## AVAILABLE DATA
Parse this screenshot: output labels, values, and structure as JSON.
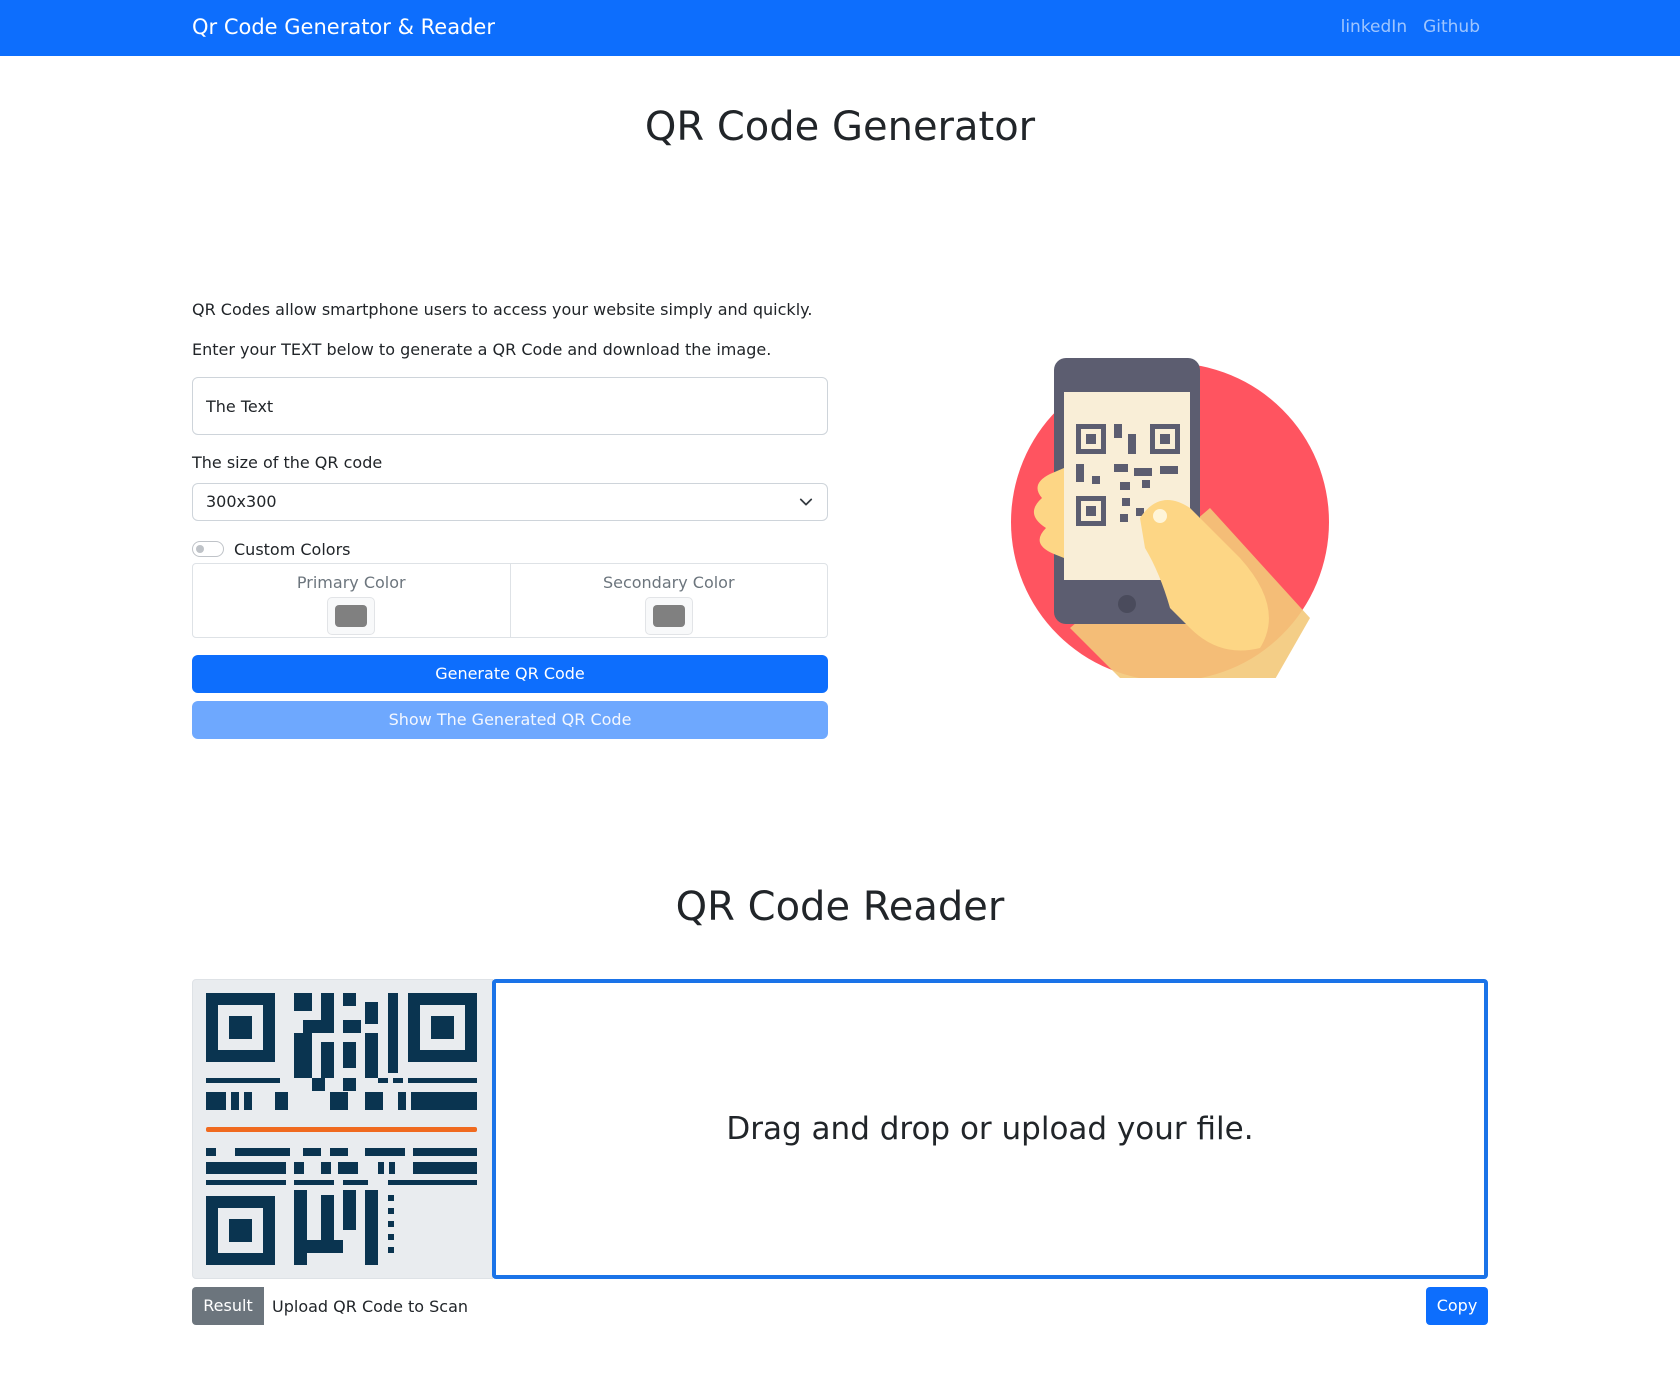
{
  "navbar": {
    "brand": "Qr Code Generator & Reader",
    "links": [
      "linkedIn",
      "Github"
    ]
  },
  "generator": {
    "title": "QR Code Generator",
    "intro_1": "QR Codes allow smartphone users to access your website simply and quickly.",
    "intro_2": "Enter your TEXT below to generate a QR Code and download the image.",
    "text_input_value": "The Text",
    "size_label": "The size of the QR code",
    "size_selected": "300x300",
    "custom_colors_label": "Custom Colors",
    "custom_colors_enabled": false,
    "primary_color_label": "Primary Color",
    "secondary_color_label": "Secondary Color",
    "primary_color": "#808080",
    "secondary_color": "#808080",
    "generate_button": "Generate QR Code",
    "show_button": "Show The Generated QR Code"
  },
  "reader": {
    "title": "QR Code Reader",
    "drop_text": "Drag and drop or upload your file.",
    "result_label": "Result",
    "result_text": "Upload QR Code to Scan",
    "copy_button": "Copy"
  },
  "colors": {
    "primary": "#0d6efd",
    "primary_light": "#6ea8fe",
    "drop_border": "#1a73e8",
    "qr_dark": "#0a3450",
    "scan_line": "#f06a1f",
    "hero_circle": "#ff5460",
    "phone": "#5c5d70",
    "screen": "#f9eed7",
    "hand": "#fdd685"
  },
  "icons": {
    "chevron": "chevron-down-icon",
    "hero": "phone-scanning-qr-illustration",
    "reader_qr": "qr-code-scanner-icon"
  }
}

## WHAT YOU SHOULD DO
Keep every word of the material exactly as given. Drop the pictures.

## FINISHED EXERCISE
Parse this screenshot: output labels, values, and structure as JSON.
{
  "navbar": {
    "brand": "Qr Code Generator & Reader",
    "links": [
      "linkedIn",
      "Github"
    ]
  },
  "generator": {
    "title": "QR Code Generator",
    "intro_1": "QR Codes allow smartphone users to access your website simply and quickly.",
    "intro_2": "Enter your TEXT below to generate a QR Code and download the image.",
    "text_input_value": "The Text",
    "size_label": "The size of the QR code",
    "size_selected": "300x300",
    "custom_colors_label": "Custom Colors",
    "custom_colors_enabled": false,
    "primary_color_label": "Primary Color",
    "secondary_color_label": "Secondary Color",
    "primary_color": "#808080",
    "secondary_color": "#808080",
    "generate_button": "Generate QR Code",
    "show_button": "Show The Generated QR Code"
  },
  "reader": {
    "title": "QR Code Reader",
    "drop_text": "Drag and drop or upload your file.",
    "result_label": "Result",
    "result_text": "Upload QR Code to Scan",
    "copy_button": "Copy"
  },
  "colors": {
    "primary": "#0d6efd",
    "primary_light": "#6ea8fe",
    "drop_border": "#1a73e8",
    "qr_dark": "#0a3450",
    "scan_line": "#f06a1f",
    "hero_circle": "#ff5460",
    "phone": "#5c5d70",
    "screen": "#f9eed7",
    "hand": "#fdd685"
  },
  "icons": {
    "chevron": "chevron-down-icon",
    "hero": "phone-scanning-qr-illustration",
    "reader_qr": "qr-code-scanner-icon"
  }
}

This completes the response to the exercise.